My editor asked me what it was I like about the genre I write in. At first, I was a bit surprised by the question, but in contemplating my answer, I realized the wisdom of it.
I have always known there has always been life in the multiverse, not just us, but more species than we have numbers to label them with. When asked how I knew, I answered as an eight year old before a catholic Sunday-school, “Because I know it.”
Life is infinite. Look at our symbol for infinity. It appears as an elongated figure eight, basically a circle twisted one hundred eighty degrees at its center; but stood upright, it appears to be a strand of DNA without the chromosomes attached. Not convinced? Stack ten of those symbols on top of each other connecting each one by overlapping the top and bottom teardrops of each. Now draw rungs like a ladder connecting the two sides of each teardrop. Now what does it look like?

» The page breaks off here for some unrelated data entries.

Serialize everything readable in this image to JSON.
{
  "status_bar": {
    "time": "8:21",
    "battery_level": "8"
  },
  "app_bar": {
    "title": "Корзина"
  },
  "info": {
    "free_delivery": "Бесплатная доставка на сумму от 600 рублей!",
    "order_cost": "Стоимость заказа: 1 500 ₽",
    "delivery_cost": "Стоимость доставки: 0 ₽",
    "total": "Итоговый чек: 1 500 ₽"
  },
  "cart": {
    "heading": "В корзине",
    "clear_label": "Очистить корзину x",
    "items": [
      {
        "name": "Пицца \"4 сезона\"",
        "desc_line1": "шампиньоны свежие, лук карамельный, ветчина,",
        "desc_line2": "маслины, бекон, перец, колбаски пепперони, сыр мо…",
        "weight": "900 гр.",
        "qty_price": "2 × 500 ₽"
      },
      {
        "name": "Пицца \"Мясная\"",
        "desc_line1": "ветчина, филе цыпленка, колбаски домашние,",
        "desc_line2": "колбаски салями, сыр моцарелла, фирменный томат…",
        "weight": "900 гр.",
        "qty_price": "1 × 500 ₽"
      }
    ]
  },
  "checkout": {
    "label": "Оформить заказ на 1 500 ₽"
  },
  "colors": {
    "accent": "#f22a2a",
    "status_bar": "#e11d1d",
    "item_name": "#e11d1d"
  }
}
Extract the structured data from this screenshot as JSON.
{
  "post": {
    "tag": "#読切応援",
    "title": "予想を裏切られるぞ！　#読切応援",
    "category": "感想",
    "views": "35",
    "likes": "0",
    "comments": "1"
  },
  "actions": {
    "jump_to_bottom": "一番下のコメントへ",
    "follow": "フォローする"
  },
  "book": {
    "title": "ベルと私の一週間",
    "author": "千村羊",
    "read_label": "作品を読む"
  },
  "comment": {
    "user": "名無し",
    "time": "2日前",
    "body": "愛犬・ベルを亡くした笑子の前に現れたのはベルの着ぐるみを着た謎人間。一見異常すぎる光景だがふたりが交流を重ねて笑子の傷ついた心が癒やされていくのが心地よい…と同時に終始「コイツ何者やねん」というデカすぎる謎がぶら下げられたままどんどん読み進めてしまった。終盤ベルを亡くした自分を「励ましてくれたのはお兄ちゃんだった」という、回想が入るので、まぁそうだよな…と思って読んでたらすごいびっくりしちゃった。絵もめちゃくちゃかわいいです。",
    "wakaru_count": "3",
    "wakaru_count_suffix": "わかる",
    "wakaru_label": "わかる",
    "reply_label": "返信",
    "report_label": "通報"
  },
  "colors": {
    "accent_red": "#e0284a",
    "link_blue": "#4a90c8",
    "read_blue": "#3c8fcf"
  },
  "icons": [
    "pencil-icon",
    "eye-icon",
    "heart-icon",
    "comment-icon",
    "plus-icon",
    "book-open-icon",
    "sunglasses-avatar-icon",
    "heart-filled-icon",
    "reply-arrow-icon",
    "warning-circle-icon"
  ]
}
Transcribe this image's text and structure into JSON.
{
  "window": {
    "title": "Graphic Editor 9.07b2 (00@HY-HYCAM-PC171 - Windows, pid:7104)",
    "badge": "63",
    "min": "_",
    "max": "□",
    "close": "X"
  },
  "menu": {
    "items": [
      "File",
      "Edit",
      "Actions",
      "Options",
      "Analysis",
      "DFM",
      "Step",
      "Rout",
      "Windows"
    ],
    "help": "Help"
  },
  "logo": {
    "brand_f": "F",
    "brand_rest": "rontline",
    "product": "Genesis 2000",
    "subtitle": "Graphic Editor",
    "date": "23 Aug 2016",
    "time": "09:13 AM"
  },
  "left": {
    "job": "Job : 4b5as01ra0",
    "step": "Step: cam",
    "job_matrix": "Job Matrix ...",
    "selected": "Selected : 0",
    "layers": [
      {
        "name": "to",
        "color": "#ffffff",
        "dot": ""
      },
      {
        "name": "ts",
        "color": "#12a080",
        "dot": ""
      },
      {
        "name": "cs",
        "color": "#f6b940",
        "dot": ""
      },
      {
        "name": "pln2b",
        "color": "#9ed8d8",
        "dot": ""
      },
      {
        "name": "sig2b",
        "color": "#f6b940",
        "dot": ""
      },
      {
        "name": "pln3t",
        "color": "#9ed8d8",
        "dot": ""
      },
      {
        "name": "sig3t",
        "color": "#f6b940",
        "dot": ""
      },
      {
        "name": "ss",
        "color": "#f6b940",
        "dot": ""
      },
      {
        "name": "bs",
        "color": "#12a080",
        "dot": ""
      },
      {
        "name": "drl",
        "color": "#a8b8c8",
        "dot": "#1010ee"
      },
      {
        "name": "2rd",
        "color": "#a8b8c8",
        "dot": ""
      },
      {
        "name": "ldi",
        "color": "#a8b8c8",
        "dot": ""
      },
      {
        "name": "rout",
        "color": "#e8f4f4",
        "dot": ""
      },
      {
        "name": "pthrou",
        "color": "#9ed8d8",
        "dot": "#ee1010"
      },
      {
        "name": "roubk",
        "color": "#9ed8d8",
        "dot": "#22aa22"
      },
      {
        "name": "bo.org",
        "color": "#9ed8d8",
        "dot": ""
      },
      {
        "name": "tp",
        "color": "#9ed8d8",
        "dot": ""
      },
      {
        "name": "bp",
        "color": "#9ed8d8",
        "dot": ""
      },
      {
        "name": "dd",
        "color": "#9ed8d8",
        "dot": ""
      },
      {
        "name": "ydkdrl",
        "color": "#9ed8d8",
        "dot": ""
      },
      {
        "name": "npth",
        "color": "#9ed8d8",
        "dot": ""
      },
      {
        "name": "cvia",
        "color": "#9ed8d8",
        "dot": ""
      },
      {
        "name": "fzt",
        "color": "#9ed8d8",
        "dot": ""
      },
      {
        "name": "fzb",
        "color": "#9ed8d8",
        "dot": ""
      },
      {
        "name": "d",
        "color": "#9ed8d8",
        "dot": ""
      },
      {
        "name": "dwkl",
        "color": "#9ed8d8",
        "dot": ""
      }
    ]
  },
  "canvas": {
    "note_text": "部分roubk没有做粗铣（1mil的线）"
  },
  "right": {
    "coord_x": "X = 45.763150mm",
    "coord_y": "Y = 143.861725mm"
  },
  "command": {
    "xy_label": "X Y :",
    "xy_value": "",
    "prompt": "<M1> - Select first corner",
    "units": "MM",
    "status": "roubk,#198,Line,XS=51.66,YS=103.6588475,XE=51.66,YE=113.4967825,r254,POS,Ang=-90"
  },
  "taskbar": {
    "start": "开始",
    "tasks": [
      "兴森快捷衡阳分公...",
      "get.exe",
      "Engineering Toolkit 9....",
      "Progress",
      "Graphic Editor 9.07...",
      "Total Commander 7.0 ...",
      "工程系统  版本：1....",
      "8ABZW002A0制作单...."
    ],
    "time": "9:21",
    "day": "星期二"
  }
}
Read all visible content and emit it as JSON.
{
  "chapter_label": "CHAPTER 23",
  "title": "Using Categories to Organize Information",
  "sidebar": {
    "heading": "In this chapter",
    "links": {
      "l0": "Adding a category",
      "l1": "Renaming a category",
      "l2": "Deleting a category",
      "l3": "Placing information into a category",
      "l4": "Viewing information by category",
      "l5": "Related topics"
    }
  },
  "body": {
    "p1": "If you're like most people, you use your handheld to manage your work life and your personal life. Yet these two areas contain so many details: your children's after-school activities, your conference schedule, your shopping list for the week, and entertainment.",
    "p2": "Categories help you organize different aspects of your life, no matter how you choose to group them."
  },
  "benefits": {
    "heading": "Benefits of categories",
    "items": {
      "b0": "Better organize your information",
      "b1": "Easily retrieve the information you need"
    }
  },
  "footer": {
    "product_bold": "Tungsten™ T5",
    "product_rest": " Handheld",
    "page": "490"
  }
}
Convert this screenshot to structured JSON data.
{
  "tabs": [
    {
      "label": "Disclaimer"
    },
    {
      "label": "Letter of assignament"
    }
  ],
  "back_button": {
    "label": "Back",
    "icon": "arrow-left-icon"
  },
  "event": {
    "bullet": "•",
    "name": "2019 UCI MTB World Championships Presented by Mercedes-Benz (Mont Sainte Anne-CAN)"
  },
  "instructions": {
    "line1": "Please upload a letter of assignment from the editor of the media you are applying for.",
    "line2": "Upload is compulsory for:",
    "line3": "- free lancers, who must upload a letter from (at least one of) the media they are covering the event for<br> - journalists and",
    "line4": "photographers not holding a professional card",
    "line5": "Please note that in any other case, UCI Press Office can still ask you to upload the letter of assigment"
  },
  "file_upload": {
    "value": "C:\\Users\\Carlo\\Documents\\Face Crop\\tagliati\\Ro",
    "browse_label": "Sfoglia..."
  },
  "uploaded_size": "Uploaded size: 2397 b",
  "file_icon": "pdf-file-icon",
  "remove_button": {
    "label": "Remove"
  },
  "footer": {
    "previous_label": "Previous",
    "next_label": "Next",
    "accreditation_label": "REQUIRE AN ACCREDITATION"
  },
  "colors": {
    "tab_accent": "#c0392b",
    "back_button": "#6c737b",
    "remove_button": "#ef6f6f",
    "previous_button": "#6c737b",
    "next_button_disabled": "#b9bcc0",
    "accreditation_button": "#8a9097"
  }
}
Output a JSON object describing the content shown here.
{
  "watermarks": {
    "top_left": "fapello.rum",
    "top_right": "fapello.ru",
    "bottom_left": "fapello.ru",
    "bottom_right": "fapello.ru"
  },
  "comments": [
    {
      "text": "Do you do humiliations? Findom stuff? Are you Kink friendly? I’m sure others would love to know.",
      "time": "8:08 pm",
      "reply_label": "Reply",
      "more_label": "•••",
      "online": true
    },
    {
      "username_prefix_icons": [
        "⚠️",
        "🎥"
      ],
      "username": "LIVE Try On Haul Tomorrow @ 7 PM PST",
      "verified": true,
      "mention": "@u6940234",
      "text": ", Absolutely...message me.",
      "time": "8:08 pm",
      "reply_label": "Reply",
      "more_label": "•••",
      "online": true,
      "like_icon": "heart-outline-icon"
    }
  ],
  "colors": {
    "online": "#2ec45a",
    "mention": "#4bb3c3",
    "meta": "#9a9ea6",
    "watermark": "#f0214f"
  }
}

I read the Hobbit and the Lord of the Rings when I was ten; that was the same year my best friend and I picked up our AD&D beginner’s box set. Mythologies about good and evil species our ancient ancestors called gods can be traced back to the earliest cave paintings found. Every religious philosophy is the result of the experiences that human cultures had, motivating later recounts and attempts to reconcile what they saw, felt, and came to believe.
Fantasy is an interesting word, and here is its dry definition: the faculty or activity of imagining things, especially things that are impossible or improbable.
Man on the moon; considered impossible or improbable until 1969; was also referred to in stories labeled Science Fiction—an awkward oxymoron isn’t it?
Let’s try a couple variations. Science Fantasy, Fantasy Fiction. Is there any perceivable difference?
People think of fantasy as something conjured out of nothing for the entertainment of children or to make some moral or philosophical point, and while all of these choices lay in real acts, the imagination, the art of imagery for the purpose of illustration at the heart of each story, comes from deep within ourselves, and is often made up of truths we feel more than know. Not sure about that?
Consider this. In your own experiences, how many times did you know something was wrong with someone you knew long before any facts were present to support it? How many relationships have been broken having discovered that one or both partners were less than faithful? How long did it take before it could be proven vs at what point did you begin to believe it—before or after? When you first brought it up, how many answered with some form of “What? You’re imagining things!”
Fantasy is the art of revealing probabilities in time and space of other worlds, other dimensions, other cultures and species each evolving just as we are, learning about their own place in their pool of some distant galaxy. Somewhere, somehow, someone is writing a fantasy or science fiction story about our species, and our cultures and our lives for the entertainment of their own people, and like us, most of them probably think it utterly false.
“In a distant galaxy on a small blue and white planet circling a yellow star, a hairy species walking upright on two of their four limbs called humans were preparing for the last war. . .”